▶ Instructions for the task
Pull every line from the records that has the word "since" in it.

(Dataset excerpts)
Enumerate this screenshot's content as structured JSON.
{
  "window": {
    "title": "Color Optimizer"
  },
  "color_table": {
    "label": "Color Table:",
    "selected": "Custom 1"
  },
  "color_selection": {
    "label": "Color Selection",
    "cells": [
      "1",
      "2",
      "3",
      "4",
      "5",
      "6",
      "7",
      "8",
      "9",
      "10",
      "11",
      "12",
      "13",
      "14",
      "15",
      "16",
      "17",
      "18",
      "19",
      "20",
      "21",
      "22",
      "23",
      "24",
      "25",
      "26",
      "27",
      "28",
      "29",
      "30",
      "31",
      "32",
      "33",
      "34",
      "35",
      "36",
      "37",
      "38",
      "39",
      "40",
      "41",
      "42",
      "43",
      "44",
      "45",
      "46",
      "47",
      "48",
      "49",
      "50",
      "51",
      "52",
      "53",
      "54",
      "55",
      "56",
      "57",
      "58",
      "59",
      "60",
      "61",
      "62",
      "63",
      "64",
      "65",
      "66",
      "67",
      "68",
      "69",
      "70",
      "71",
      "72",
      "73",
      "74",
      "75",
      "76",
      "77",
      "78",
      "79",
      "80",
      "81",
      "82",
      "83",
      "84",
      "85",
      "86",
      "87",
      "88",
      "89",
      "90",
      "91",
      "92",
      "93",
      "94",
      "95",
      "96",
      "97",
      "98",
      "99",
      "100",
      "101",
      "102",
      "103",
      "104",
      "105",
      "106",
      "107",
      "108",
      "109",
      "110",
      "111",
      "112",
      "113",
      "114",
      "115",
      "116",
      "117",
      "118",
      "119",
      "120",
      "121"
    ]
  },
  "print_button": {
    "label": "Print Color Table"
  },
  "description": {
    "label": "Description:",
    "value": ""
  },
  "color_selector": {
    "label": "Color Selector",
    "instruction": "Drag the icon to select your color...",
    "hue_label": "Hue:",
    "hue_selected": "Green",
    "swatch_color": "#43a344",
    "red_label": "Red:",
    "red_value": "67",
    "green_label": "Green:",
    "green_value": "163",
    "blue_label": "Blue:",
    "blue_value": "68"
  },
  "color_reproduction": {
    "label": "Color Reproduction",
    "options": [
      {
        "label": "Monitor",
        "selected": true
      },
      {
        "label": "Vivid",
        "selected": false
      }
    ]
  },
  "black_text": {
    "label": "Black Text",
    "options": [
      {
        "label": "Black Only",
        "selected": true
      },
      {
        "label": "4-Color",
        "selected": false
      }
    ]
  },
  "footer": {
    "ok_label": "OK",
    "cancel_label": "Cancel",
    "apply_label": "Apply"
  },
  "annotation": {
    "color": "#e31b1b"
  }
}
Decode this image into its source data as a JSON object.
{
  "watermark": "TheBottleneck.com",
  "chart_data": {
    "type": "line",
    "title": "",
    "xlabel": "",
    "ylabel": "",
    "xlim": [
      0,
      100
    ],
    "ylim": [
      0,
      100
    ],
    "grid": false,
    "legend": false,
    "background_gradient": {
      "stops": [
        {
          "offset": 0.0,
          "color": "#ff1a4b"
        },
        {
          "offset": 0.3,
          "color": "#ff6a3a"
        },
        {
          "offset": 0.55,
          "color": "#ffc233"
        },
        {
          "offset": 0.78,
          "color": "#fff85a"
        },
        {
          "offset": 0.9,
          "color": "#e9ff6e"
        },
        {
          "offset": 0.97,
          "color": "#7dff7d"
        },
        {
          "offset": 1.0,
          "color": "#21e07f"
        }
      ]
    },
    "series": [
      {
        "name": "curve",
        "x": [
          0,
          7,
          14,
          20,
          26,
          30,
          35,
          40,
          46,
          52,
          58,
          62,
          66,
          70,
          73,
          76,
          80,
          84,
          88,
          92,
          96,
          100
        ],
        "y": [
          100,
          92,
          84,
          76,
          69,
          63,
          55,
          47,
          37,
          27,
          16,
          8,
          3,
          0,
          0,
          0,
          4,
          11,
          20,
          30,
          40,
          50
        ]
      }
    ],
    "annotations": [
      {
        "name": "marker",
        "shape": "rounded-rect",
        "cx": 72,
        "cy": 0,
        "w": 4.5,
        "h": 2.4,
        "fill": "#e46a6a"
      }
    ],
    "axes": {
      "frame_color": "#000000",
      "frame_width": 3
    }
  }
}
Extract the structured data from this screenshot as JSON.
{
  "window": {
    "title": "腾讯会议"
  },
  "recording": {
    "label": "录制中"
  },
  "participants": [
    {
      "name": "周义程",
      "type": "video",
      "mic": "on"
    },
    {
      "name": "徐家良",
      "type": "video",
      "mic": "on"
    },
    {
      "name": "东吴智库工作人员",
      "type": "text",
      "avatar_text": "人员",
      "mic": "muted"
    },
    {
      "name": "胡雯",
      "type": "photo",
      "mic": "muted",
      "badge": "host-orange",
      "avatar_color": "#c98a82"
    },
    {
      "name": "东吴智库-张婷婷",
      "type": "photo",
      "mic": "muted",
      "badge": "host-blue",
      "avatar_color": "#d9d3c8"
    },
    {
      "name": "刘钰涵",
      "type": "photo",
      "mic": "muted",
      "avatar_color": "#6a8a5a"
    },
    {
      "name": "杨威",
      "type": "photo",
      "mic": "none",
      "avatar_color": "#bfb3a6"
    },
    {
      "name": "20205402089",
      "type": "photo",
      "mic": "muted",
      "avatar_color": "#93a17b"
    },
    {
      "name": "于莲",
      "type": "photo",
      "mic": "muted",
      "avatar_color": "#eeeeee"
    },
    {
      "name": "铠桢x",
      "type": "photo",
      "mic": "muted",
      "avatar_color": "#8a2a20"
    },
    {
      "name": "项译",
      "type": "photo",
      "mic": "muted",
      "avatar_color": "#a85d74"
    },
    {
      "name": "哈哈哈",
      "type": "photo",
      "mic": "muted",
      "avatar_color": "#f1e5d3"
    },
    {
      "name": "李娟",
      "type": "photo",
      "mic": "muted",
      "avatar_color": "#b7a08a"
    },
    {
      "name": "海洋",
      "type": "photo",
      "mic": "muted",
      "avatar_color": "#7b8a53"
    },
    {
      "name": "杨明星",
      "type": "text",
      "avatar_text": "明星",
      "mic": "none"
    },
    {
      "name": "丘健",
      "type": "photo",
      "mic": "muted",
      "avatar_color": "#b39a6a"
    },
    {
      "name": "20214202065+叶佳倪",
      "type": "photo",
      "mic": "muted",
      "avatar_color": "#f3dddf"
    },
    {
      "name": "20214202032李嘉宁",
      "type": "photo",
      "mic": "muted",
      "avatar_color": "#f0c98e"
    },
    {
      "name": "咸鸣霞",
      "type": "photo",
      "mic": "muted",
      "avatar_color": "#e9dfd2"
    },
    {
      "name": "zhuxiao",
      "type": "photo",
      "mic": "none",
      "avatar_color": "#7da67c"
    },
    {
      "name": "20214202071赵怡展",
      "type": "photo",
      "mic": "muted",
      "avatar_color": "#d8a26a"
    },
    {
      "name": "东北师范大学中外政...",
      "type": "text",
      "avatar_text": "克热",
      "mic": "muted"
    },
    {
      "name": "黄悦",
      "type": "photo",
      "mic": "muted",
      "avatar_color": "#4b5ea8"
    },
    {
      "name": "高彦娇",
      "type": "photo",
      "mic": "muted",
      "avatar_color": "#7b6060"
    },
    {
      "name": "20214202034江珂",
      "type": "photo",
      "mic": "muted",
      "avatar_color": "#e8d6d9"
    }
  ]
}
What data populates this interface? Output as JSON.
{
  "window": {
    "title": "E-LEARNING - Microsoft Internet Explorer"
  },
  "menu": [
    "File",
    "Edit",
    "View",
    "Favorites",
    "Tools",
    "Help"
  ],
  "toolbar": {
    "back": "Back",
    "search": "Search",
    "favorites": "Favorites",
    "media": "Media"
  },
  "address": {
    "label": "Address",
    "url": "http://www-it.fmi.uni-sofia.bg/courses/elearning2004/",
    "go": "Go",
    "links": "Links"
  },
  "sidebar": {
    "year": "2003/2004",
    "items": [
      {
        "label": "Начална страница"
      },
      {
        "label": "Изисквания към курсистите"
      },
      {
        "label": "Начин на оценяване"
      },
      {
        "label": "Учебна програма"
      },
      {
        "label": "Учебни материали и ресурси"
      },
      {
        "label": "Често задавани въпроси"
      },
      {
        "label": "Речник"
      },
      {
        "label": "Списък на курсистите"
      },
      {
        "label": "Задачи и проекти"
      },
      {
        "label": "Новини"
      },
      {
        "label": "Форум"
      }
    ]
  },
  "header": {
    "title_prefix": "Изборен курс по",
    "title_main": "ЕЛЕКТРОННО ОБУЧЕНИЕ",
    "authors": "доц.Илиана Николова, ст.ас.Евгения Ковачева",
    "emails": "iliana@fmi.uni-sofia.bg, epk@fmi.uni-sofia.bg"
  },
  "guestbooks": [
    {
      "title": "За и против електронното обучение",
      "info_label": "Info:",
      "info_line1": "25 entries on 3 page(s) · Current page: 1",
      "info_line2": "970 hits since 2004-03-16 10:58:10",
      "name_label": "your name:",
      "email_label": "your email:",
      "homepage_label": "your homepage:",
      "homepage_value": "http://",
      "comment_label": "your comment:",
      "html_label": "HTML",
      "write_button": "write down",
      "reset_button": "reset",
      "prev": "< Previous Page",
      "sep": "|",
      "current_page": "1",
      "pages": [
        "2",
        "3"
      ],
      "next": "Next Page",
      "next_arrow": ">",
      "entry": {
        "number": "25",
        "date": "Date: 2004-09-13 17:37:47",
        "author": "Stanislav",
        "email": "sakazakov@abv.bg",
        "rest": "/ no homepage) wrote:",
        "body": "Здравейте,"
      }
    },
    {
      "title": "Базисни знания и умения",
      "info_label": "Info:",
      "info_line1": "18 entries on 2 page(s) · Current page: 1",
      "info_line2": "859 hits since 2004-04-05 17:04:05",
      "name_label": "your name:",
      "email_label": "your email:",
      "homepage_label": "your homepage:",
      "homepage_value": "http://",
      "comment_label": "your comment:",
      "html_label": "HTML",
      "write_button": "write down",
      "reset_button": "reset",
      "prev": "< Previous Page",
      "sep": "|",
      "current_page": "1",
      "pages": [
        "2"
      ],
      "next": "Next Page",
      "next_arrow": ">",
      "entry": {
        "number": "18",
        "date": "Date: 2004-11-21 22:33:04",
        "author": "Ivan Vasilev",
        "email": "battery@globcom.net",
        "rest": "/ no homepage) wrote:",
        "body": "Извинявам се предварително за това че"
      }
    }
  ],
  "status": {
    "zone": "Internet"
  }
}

▶ Response area
      "info_line2": "970 hits since 2004-03-16 10:58:10",
      "info_line2": "859 hits since 2004-04-05 17:04:05",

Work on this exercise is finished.